As a starting point for their investigation, the scientists used 400 artificial faces created using an open-source AI tool developed by NVIDIA. The program is a generative adversarial network, meaning it creates images using two neural networks. To begin, the “generator” generates an entirely random image. The “discriminator” employs an extensive collection of natural images to provide input to the generator. The image generator keeps improving for every back and forth movement of the two neural networks until the discriminator can’t tell the difference between real and fake images. As it turns out, humans aren’t much better.
Psychologists developed a gender-age-and-racially inclusive sample of 400 artificial images created by NVIDIA’s AI for the study. It featured 200 men and women and 100 faces from four racial groups: White, black, South Asian, and East Asian. The scientists chose demographically similar images for each artificial face to the discriminators’ training set.
In the first experiment, over 300 people were asked to examine a selection of 128 faces and decide whether they felt any of them were real or not. However, they were only able to get it right 48.2 percent of the time.
The participants didn’t have equal difficulty with all the faces they viewed. They did worse at analyzing caucasian faces, probably because the AI’s training data included far more photos of caucasian people.
In the second test, a new group of individuals received assistance. Before judging the pictures, the participants were given quick training on recognizing a computer-generated face. This is to help in their decision-making process.
In this second experiment, the participants perform slightly better, with an average score of 59 percent. Surprisingly, the improvements seemed to be from the tutorial rather than learning from the feedback. The participants did slightly worse during the second half of the experiment than during the first half.
On a scale of 1-7, participants were asked to judge how trustworthy they found each of the 128 faces in the final experiment. In a stunning result, they found on average that artificial faces seemed 7.7 percent more trustworthy than human-made faces.
These results, taken together, lead to the stunning conclusion that AIs “are capable of producing captivating and more trustworthy faces – than real faces,” the researchers say.
The implications could be huge
The results point to a future in which strange events involving recognition, memory, and a complete flyover of the Uncanny Valley are possible. They mean that “anyone can create synthetic content without specialized knowledge of Photoshop or CGI,” says Sophie Nightingale.
A relatively small study suggests that nefarious actors could use AI to generate artificial faces to trick people. The approach works in the same way for audio and video, meaning it might be used to spread disinformation.
The researchers theorized that someone could take advantage of these “deep fakes.” Take, for example, the current situation in Ukraine. Consider how quickly a video of Vladimir Putin — or Joe Biden, for that matter— declaring war on a long-time foe would go viral on social media. It could be tough to convince people that what they saw with their own eyes wasn’t real.

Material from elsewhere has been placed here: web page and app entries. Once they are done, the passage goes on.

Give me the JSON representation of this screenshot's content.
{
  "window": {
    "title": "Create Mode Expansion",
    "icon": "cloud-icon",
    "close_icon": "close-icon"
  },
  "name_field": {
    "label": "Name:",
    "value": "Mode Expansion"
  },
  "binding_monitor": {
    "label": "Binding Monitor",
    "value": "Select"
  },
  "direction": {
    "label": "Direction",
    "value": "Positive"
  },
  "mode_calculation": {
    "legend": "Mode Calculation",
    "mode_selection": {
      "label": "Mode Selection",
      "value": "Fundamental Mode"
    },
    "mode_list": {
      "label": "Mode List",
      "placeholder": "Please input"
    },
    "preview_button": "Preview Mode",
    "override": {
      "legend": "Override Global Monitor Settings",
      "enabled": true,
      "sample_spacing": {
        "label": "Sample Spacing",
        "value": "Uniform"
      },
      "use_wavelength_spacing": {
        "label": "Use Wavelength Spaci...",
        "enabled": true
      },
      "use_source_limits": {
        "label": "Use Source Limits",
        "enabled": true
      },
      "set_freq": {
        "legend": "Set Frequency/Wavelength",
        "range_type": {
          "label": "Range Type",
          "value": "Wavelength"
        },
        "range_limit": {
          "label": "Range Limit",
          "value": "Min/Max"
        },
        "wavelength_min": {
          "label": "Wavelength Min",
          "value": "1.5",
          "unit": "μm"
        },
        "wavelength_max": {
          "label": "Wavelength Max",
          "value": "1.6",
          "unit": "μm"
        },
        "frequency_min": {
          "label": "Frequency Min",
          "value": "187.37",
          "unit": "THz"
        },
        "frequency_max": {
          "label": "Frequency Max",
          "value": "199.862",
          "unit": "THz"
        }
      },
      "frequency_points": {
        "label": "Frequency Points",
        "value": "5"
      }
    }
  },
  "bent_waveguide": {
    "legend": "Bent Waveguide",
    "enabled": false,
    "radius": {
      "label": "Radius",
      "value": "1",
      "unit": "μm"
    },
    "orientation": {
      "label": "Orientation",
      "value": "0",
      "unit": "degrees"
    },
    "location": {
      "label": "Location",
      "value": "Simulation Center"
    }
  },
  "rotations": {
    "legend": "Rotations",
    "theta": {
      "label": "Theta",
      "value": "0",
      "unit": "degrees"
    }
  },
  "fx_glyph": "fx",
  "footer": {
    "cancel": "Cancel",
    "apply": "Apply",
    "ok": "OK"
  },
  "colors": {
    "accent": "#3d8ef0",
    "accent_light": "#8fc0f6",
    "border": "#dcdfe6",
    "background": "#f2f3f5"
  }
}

Technology also has significant implications for real photos
Another primary concern is synthetic pornography, which shows a person performing intimate acts that they never actually did.
“Perhaps the most harmful consequence is that in a digital environment where a picture or video can be manipulated, people might question the validity of any uncomfortable or unwelcome recording,” the researchers write.
While the sample size considered in the study was relatively small, there is a need for the findings to be replicated on a larger scale. The results were quite problematic, especially with how fast the technology has progressed. Researchers say that if we want to protect the public from “deep fakes,” there should be guidelines on how synthesized images are created and distributed.